◆ Exercise brief: When you retype the listing, keep every word exactly as it appears.

--------------------------------------------------

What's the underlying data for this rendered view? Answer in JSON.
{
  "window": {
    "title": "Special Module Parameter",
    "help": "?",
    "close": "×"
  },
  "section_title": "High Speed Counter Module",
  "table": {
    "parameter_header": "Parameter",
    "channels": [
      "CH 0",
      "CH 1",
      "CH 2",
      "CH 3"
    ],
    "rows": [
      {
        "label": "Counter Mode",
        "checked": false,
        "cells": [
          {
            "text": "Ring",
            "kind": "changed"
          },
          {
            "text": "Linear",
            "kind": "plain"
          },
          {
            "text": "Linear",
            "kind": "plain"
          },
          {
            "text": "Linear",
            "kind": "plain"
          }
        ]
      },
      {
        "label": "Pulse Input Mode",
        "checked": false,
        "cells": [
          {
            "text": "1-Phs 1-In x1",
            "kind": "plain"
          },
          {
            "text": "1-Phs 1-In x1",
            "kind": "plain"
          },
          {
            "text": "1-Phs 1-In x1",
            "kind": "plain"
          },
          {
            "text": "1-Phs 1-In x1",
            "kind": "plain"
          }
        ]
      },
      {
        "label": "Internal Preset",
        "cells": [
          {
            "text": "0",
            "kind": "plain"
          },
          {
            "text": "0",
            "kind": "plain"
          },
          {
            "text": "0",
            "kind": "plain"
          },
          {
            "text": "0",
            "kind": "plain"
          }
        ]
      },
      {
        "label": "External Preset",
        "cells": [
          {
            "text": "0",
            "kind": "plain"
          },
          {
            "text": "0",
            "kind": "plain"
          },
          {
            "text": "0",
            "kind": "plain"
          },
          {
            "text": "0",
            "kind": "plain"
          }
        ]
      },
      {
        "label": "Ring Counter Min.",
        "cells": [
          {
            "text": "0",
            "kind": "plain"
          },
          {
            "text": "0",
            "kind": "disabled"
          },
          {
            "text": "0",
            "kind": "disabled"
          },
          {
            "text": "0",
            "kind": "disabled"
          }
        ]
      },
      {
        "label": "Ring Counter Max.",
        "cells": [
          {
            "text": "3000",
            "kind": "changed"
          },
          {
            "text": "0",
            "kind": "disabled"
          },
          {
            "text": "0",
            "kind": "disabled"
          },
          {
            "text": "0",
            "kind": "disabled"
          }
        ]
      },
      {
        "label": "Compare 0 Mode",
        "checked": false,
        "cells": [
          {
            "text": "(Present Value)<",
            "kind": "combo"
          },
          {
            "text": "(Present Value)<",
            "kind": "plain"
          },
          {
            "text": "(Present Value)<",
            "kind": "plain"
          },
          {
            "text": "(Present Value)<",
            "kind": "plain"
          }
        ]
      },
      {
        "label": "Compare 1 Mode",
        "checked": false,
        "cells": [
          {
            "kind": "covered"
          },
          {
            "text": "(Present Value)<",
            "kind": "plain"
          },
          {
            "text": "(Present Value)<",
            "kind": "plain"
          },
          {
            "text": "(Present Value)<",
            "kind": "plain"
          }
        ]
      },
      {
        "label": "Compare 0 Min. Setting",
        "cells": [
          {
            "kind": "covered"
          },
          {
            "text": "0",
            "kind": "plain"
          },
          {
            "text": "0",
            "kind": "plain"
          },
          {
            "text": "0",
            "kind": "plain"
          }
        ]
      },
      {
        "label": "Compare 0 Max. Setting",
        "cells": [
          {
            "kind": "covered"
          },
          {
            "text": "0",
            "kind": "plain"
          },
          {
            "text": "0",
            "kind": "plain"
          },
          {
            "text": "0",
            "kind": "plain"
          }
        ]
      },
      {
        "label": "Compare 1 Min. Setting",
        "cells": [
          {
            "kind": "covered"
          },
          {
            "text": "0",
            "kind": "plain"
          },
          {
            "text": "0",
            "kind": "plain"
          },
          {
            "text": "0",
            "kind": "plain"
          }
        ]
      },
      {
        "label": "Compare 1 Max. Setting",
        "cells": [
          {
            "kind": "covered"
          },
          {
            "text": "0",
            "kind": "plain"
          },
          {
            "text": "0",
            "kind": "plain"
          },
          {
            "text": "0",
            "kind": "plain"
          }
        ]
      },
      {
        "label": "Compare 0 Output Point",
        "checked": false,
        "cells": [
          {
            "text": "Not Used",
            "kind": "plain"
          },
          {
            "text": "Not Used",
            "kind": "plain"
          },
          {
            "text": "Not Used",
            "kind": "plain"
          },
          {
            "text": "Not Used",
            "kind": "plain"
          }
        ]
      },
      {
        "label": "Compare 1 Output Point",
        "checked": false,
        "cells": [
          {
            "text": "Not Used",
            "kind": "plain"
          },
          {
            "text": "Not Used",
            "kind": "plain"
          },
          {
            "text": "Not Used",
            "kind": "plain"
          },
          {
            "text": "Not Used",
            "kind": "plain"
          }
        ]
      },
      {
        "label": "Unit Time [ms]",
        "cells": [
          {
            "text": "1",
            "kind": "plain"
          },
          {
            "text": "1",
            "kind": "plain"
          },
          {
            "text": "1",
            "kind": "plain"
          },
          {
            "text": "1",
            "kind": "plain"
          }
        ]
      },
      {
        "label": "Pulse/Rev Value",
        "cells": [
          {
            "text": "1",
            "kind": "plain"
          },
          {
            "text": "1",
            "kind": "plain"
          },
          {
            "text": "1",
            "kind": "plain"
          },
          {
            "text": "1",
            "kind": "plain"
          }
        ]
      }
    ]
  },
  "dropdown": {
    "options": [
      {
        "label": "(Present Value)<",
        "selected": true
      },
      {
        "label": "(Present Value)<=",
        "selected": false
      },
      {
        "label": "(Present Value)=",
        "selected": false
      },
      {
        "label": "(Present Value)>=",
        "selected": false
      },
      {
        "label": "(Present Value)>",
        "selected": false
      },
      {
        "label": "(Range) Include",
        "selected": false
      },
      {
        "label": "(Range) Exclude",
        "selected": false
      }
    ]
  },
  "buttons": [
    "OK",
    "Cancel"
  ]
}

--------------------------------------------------

◆ Problem solution:
What's the underlying data for this rendered view? Answer in JSON.
{
  "window": {
    "title": "Special Module Parameter",
    "help": "?",
    "close": "×"
  },
  "section_title": "High Speed Counter Module",
  "table": {
    "parameter_header": "Parameter",
    "channels": [
      "CH 0",
      "CH 1",
      "CH 2",
      "CH 3"
    ],
    "rows": [
      {
        "label": "Counter Mode",
        "checked": false,
        "cells": [
          {
            "text": "Ring",
            "kind": "changed"
          },
          {
            "text": "Linear",
            "kind": "plain"
          },
          {
            "text": "Linear",
            "kind": "plain"
          },
          {
            "text": "Linear",
            "kind": "plain"
          }
        ]
      },
      {
        "label": "Pulse Input Mode",
        "checked": false,
        "cells": [
          {
            "text": "1-Phs 1-In x1",
            "kind": "plain"
          },
          {
            "text": "1-Phs 1-In x1",
            "kind": "plain"
          },
          {
            "text": "1-Phs 1-In x1",
            "kind": "plain"
          },
          {
            "text": "1-Phs 1-In x1",
            "kind": "plain"
          }
        ]
      },
      {
        "label": "Internal Preset",
        "cells": [
          {
            "text": "0",
            "kind": "plain"
          },
          {
            "text": "0",
            "kind": "plain"
          },
          {
            "text": "0",
            "kind": "plain"
          },
          {
            "text": "0",
            "kind": "plain"
          }
        ]
      },
      {
        "label": "External Preset",
        "cells": [
          {
            "text": "0",
            "kind": "plain"
          },
          {
            "text": "0",
            "kind": "plain"
          },
          {
            "text": "0",
            "kind": "plain"
          },
          {
            "text": "0",
            "kind": "plain"
          }
        ]
      },
      {
        "label": "Ring Counter Min.",
        "cells": [
          {
            "text": "0",
            "kind": "plain"
          },
          {
            "text": "0",
            "kind": "disabled"
          },
          {
            "text": "0",
            "kind": "disabled"
          },
          {
            "text": "0",
            "kind": "disabled"
          }
        ]
      },
      {
        "label": "Ring Counter Max.",
        "cells": [
          {
            "text": "3000",
            "kind": "changed"
          },
          {
            "text": "0",
            "kind": "disabled"
          },
          {
            "text": "0",
            "kind": "disabled"
          },
          {
            "text": "0",
            "kind": "disabled"
          }
        ]
      },
      {
        "label": "Compare 0 Mode",
        "checked": false,
        "cells": [
          {
            "text": "(Present Value)<",
            "kind": "combo"
          },
          {
            "text": "(Present Value)<",
            "kind": "plain"
          },
          {
            "text": "(Present Value)<",
            "kind": "plain"
          },
          {
            "text": "(Present Value)<",
            "kind": "plain"
          }
        ]
      },
      {
        "label": "Compare 1 Mode",
        "checked": false,
        "cells": [
          {
            "kind": "covered"
          },
          {
            "text": "(Present Value)<",
            "kind": "plain"
          },
          {
            "text": "(Present Value)<",
            "kind": "plain"
          },
          {
            "text": "(Present Value)<",
            "kind": "plain"
          }
        ]
      },
      {
        "label": "Compare 0 Min. Setting",
        "cells": [
          {
            "kind": "covered"
          },
          {
            "text": "0",
            "kind": "plain"
          },
          {
            "text": "0",
            "kind": "plain"
          },
          {
            "text": "0",
            "kind": "plain"
          }
        ]
      },
      {
        "label": "Compare 0 Max. Setting",
        "cells": [
          {
            "kind": "covered"
          },
          {
            "text": "0",
            "kind": "plain"
          },
          {
            "text": "0",
            "kind": "plain"
          },
          {
            "text": "0",
            "kind": "plain"
          }
        ]
      },
      {
        "label": "Compare 1 Min. Setting",
        "cells": [
          {
            "kind": "covered"
          },
          {
            "text": "0",
            "kind": "plain"
          },
          {
            "text": "0",
            "kind": "plain"
          },
          {
            "text": "0",
            "kind": "plain"
          }
        ]
      },
      {
        "label": "Compare 1 Max. Setting",
        "cells": [
          {
            "kind": "covered"
          },
          {
            "text": "0",
            "kind": "plain"
          },
          {
            "text": "0",
            "kind": "plain"
          },
          {
            "text": "0",
            "kind": "plain"
          }
        ]
      },
      {
        "label": "Compare 0 Output Point",
        "checked": false,
        "cells": [
          {
            "text": "Not Used",
            "kind": "plain"
          },
          {
            "text": "Not Used",
            "kind": "plain"
          },
          {
            "text": "Not Used",
            "kind": "plain"
          },
          {
            "text": "Not Used",
            "kind": "plain"
          }
        ]
      },
      {
        "label": "Compare 1 Output Point",
        "checked": false,
        "cells": [
          {
            "text": "Not Used",
            "kind": "plain"
          },
          {
            "text": "Not Used",
            "kind": "plain"
          },
          {
            "text": "Not Used",
            "kind": "plain"
          },
          {
            "text": "Not Used",
            "kind": "plain"
          }
        ]
      },
      {
        "label": "Unit Time [ms]",
        "cells": [
          {
            "text": "1",
            "kind": "plain"
          },
          {
            "text": "1",
            "kind": "plain"
          },
          {
            "text": "1",
            "kind": "plain"
          },
          {
            "text": "1",
            "kind": "plain"
          }
        ]
      },
      {
        "label": "Pulse/Rev Value",
        "cells": [
          {
            "text": "1",
            "kind": "plain"
          },
          {
            "text": "1",
            "kind": "plain"
          },
          {
            "text": "1",
            "kind": "plain"
          },
          {
            "text": "1",
            "kind": "plain"
          }
        ]
      }
    ]
  },
  "dropdown": {
    "options": [
      {
        "label": "(Present Value)<",
        "selected": true
      },
      {
        "label": "(Present Value)<=",
        "selected": false
      },
      {
        "label": "(Present Value)=",
        "selected": false
      },
      {
        "label": "(Present Value)>=",
        "selected": false
      },
      {
        "label": "(Present Value)>",
        "selected": false
      },
      {
        "label": "(Range) Include",
        "selected": false
      },
      {
        "label": "(Range) Exclude",
        "selected": false
      }
    ]
  },
  "buttons": [
    "OK",
    "Cancel"
  ]
}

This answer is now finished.